Option 2: The Sway Step (Side-to-Side Action)
For most athletes, standing on both feet for a moment before balancing again as you enter the next rep helps give your hips a quick break and supports the longevity of the movement. Sure you can stand on two feet for a moment doing the Piston Pistol, but it’s not nearly as comfortable or as well balanced.
The question is…. Is sustainability or cycle speed more important for how your current capacity intersects with the workout at hand?
(6) Build Volume & Density
In other words, don’t build intensity by adding weight.
Historically speaking, it’s extremely rare that pistols will be tested with external load added. The 2013 Games Final was one of these rare examples.
The vast majority of the time, especially in Online Qualifiers (like the Open), you are going to see them done the traditional way – with one’s bodyweight.
Anytime a competition is using a bodyweight movement as a test, it’s necessary to make it challenging enough where there’s separation among a field of talented athletes. The only way to do this is by adding reps (volume) or increasing the chunking or frequency (density) that is required.
For example, 20.4 required 3 sets of 30 pistols after 90 box jumps and a whole bunch of clean and jerks. The combination of movement interference (all use the quads) and volume and chunking of work made these pistols extremely challenging for the average athlete who made it that far into the workout.
And in a workout like “Mary” (Start at 32:50 or 1:41:40), top athletes did over 200 pistols. That’s like doing a 20 minute EMOM of 10-12 pistols.
TLDR | Here’s the Summary
Mobility Requirements: Ankle Dorsiflexion, Hip Flexion + Adduction + Internal Rotation
Strength Requirements: Hip Flexors, Quads, Glute Med, Arches of Feet
- Warm-Up Well: use a progression that suits your personal needs
- Practice the Actual Skill: Even if it means finding a scaled version
- Toe Hold or Nah?: Personal preference that is largely dictated by hip flexor strength + endurance vs. hinging flexibility
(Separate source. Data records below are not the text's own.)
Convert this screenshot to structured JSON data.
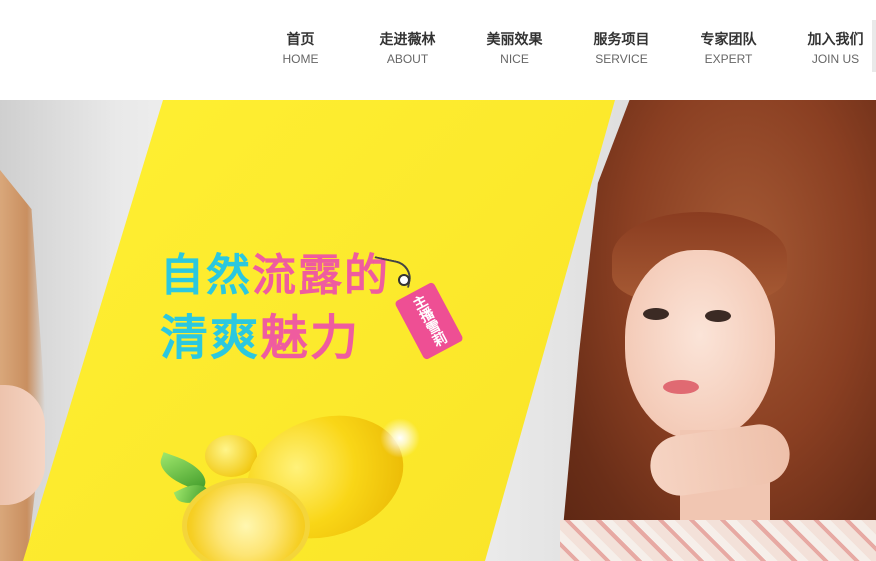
{
  "nav": [
    {
      "cn": "首页",
      "en": "HOME"
    },
    {
      "cn": "走进薇林",
      "en": "ABOUT"
    },
    {
      "cn": "美丽效果",
      "en": "NICE"
    },
    {
      "cn": "服务项目",
      "en": "SERVICE"
    },
    {
      "cn": "专家团队",
      "en": "EXPERT"
    },
    {
      "cn": "加入我们",
      "en": "JOIN US"
    }
  ],
  "banner": {
    "line1_a": "自然",
    "line1_b": "流露的",
    "line2_a": "清爽",
    "line2_b": "魅力",
    "tag": "主播雪莉"
  },
  "colors": {
    "yellow": "#fbe72a",
    "cyan": "#2bc8df",
    "pink": "#ef5c9f",
    "tag": "#ee4f94"
  }
}
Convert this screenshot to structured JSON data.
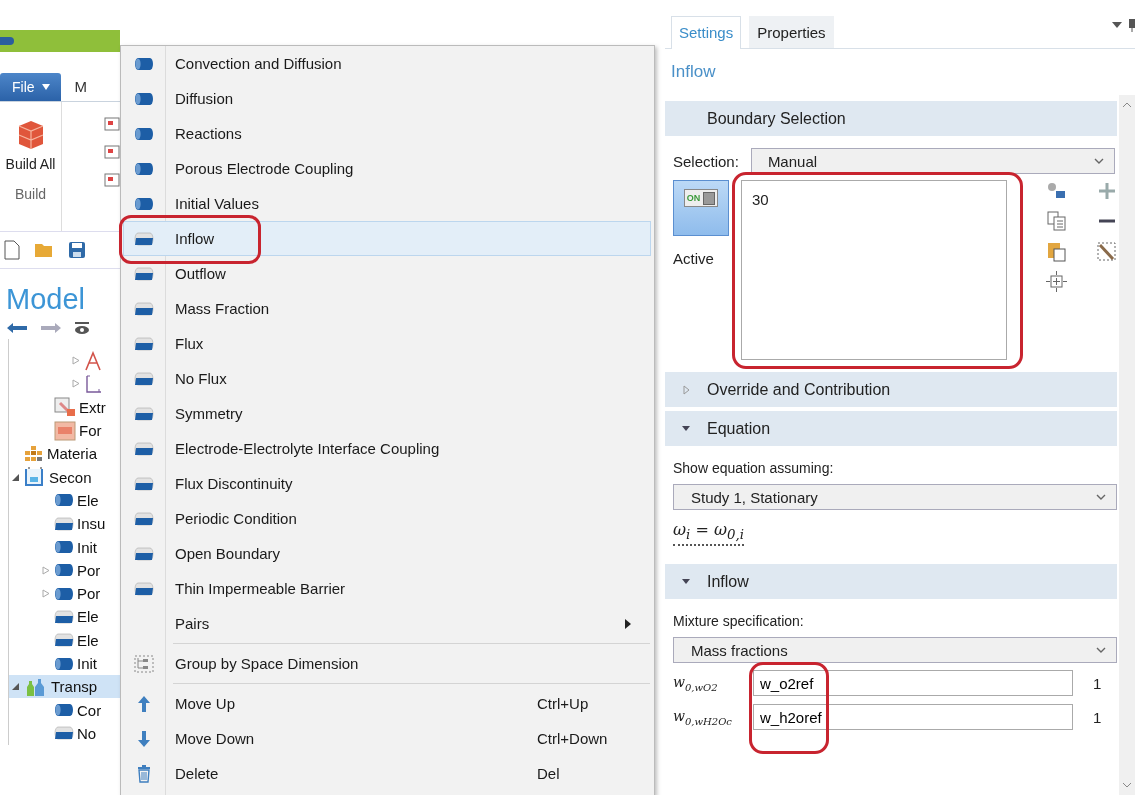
{
  "left": {
    "file_menu": "File",
    "next_tab": "M",
    "build_button": "Build All",
    "build_group": "Build",
    "browser_title": "Model",
    "tree": [
      {
        "children": [
          {
            "children": [
              {
                "kind": "sketch",
                "expanded": false,
                "selected": false
              },
              {
                "kind": "axes",
                "expanded": false,
                "selected": false
              }
            ]
          },
          {
            "kind": "operator",
            "label": "Extr",
            "selected": false
          },
          {
            "kind": "union",
            "label": "For",
            "selected": false
          }
        ]
      },
      {
        "kind": "materials",
        "label": "Materia",
        "selected": false
      },
      {
        "kind": "physics",
        "label": "Secon",
        "expanded": true,
        "selected": false,
        "children": [
          {
            "kind": "domain",
            "label": "Ele",
            "selected": false
          },
          {
            "kind": "boundary",
            "label": "Insu",
            "selected": false
          },
          {
            "kind": "domain",
            "label": "Init",
            "selected": false
          },
          {
            "kind": "domain",
            "label": "Por",
            "expanded": false,
            "selected": false
          },
          {
            "kind": "domain",
            "label": "Por",
            "expanded": false,
            "selected": false
          },
          {
            "kind": "boundary",
            "label": "Ele",
            "selected": false
          },
          {
            "kind": "boundary",
            "label": "Ele",
            "selected": false
          },
          {
            "kind": "domain",
            "label": "Init",
            "selected": false
          }
        ]
      },
      {
        "kind": "transport",
        "label": "Transp",
        "expanded": true,
        "selected": true,
        "children": [
          {
            "kind": "domain",
            "label": "Cor",
            "selected": false
          },
          {
            "kind": "boundary",
            "label": "No",
            "selected": false
          }
        ]
      }
    ]
  },
  "menu": {
    "sections": [
      {
        "items": [
          {
            "kind": "domain",
            "label": "Convection and Diffusion",
            "selected": false
          },
          {
            "kind": "domain",
            "label": "Diffusion",
            "selected": false
          },
          {
            "kind": "domain",
            "label": "Reactions",
            "selected": false
          },
          {
            "kind": "domain",
            "label": "Porous Electrode Coupling",
            "selected": false
          },
          {
            "kind": "domain",
            "label": "Initial Values",
            "selected": false
          },
          {
            "kind": "boundary",
            "label": "Inflow",
            "selected": true
          },
          {
            "kind": "boundary",
            "label": "Outflow",
            "selected": false
          },
          {
            "kind": "boundary",
            "label": "Mass Fraction",
            "selected": false
          },
          {
            "kind": "boundary",
            "label": "Flux",
            "selected": false
          },
          {
            "kind": "boundary",
            "label": "No Flux",
            "selected": false
          },
          {
            "kind": "boundary",
            "label": "Symmetry",
            "selected": false
          },
          {
            "kind": "boundary",
            "label": "Electrode-Electrolyte Interface Coupling",
            "selected": false
          },
          {
            "kind": "boundary",
            "label": "Flux Discontinuity",
            "selected": false
          },
          {
            "kind": "boundary",
            "label": "Periodic Condition",
            "selected": false
          },
          {
            "kind": "boundary",
            "label": "Open Boundary",
            "selected": false
          },
          {
            "kind": "boundary",
            "label": "Thin Impermeable Barrier",
            "selected": false
          },
          {
            "kind": "submenu",
            "label": "Pairs",
            "selected": false
          }
        ]
      },
      {
        "items": [
          {
            "kind": "group",
            "label": "Group by Space Dimension",
            "selected": false
          }
        ]
      },
      {
        "items": [
          {
            "kind": "up",
            "label": "Move Up",
            "shortcut": "Ctrl+Up",
            "selected": false
          },
          {
            "kind": "down",
            "label": "Move Down",
            "shortcut": "Ctrl+Down",
            "selected": false
          },
          {
            "kind": "delete",
            "label": "Delete",
            "shortcut": "Del",
            "selected": false
          }
        ]
      }
    ]
  },
  "settings": {
    "tabs": [
      {
        "label": "Settings",
        "selected": true
      },
      {
        "label": "Properties",
        "selected": false
      }
    ],
    "title": "Inflow",
    "boundary_selection": {
      "title": "Boundary Selection",
      "selection_label": "Selection:",
      "selection": "Manual",
      "active": {
        "text": "ON",
        "on": true,
        "label": "Active"
      },
      "entities": [
        "30"
      ]
    },
    "override": {
      "title": "Override and Contribution",
      "expanded": false
    },
    "equation": {
      "title": "Equation",
      "expanded": true,
      "label": "Show equation assuming:",
      "study": "Study 1, Stationary",
      "formula": "ω$_{i}$ = ω$_{0,i}$"
    },
    "inflow": {
      "title": "Inflow",
      "expanded": true,
      "label": "Mixture specification:",
      "mixture": "Mass fractions",
      "fractions": [
        {
          "symbol": "w$_{0,wO2}$",
          "value": "w_o2ref",
          "unit": "1"
        },
        {
          "symbol": "w$_{0,wH2Oc}$",
          "value": "w_h2oref",
          "unit": "1"
        }
      ]
    }
  }
}
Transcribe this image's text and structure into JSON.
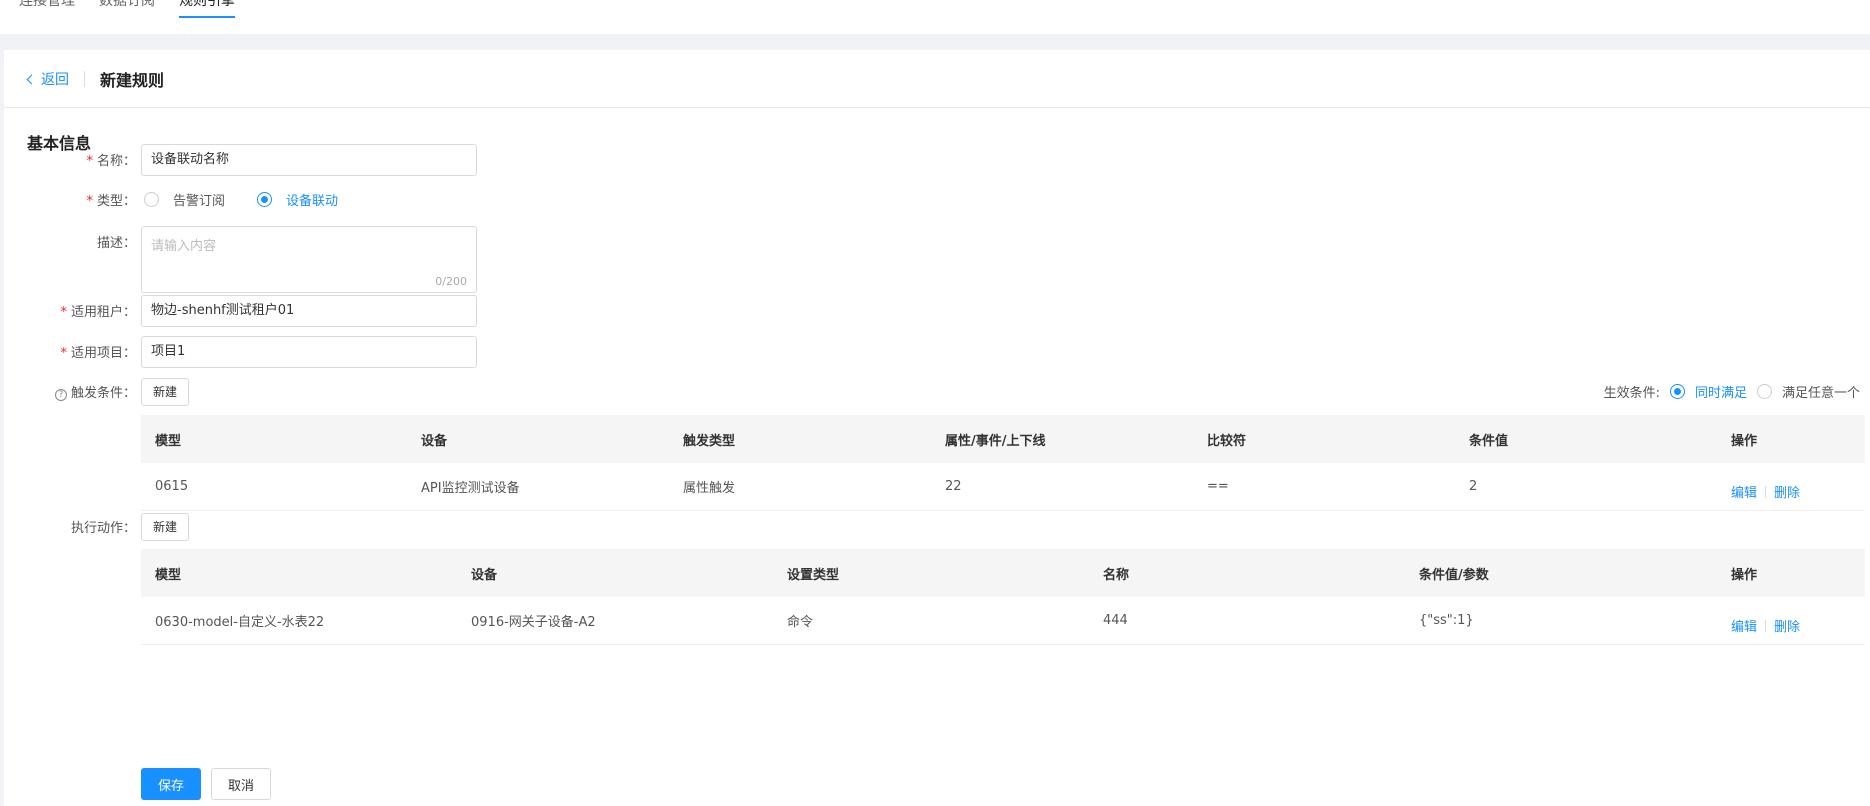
{
  "nav": {
    "tabs": [
      {
        "label": "连接管理",
        "active": false
      },
      {
        "label": "数据订阅",
        "active": false
      },
      {
        "label": "规则引擎",
        "active": true
      }
    ]
  },
  "header": {
    "back_label": "返回",
    "title": "新建规则"
  },
  "section": {
    "title": "基本信息"
  },
  "form": {
    "name": {
      "label": "名称：",
      "value": "设备联动名称"
    },
    "type": {
      "label": "类型：",
      "options": [
        {
          "label": "告警订阅",
          "checked": false
        },
        {
          "label": "设备联动",
          "checked": true
        }
      ]
    },
    "description": {
      "label": "描述：",
      "placeholder": "请输入内容",
      "count": "0/200"
    },
    "tenant": {
      "label": "适用租户：",
      "value": "物边-shenhf测试租户01"
    },
    "project": {
      "label": "适用项目：",
      "value": "项目1"
    }
  },
  "trigger": {
    "label": "触发条件：",
    "help_icon": "question-circle-icon",
    "new_label": "新建",
    "effect": {
      "label": "生效条件:",
      "options": [
        {
          "label": "同时满足",
          "checked": true
        },
        {
          "label": "满足任意一个",
          "checked": false
        }
      ]
    },
    "columns": [
      "模型",
      "设备",
      "触发类型",
      "属性/事件/上下线",
      "比较符",
      "条件值",
      "操作"
    ],
    "rows": [
      {
        "model": "0615",
        "device": "API监控测试设备",
        "trigger_type": "属性触发",
        "attr": "22",
        "op": "==",
        "value": "2",
        "edit": "编辑",
        "delete": "删除"
      }
    ]
  },
  "action": {
    "label": "执行动作：",
    "new_label": "新建",
    "columns": [
      "模型",
      "设备",
      "设置类型",
      "名称",
      "条件值/参数",
      "操作"
    ],
    "rows": [
      {
        "model": "0630-model-自定义-水表22",
        "device": "0916-网关子设备-A2",
        "set_type": "命令",
        "name": "444",
        "param": "{\"ss\":1}",
        "edit": "编辑",
        "delete": "删除"
      }
    ]
  },
  "footer": {
    "save_label": "保存",
    "cancel_label": "取消"
  },
  "colors": {
    "primary": "#1890ff",
    "required": "#f5222d"
  }
}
- Spine Flexion: unless you have short limbs, you’ll likely need to round your back
- Be Methodical: learn different variations and styles of how to alternate between your legs
- Build Volume & Density: If you want to be prepared for the Sport.
Overhead Squat Mobility
The Overhead Squat is a notorious movement because of it’s extreme mobility demands.
Is your ability to get in a good position preventing you from expressing your true strength and fitness?
This is the place to start.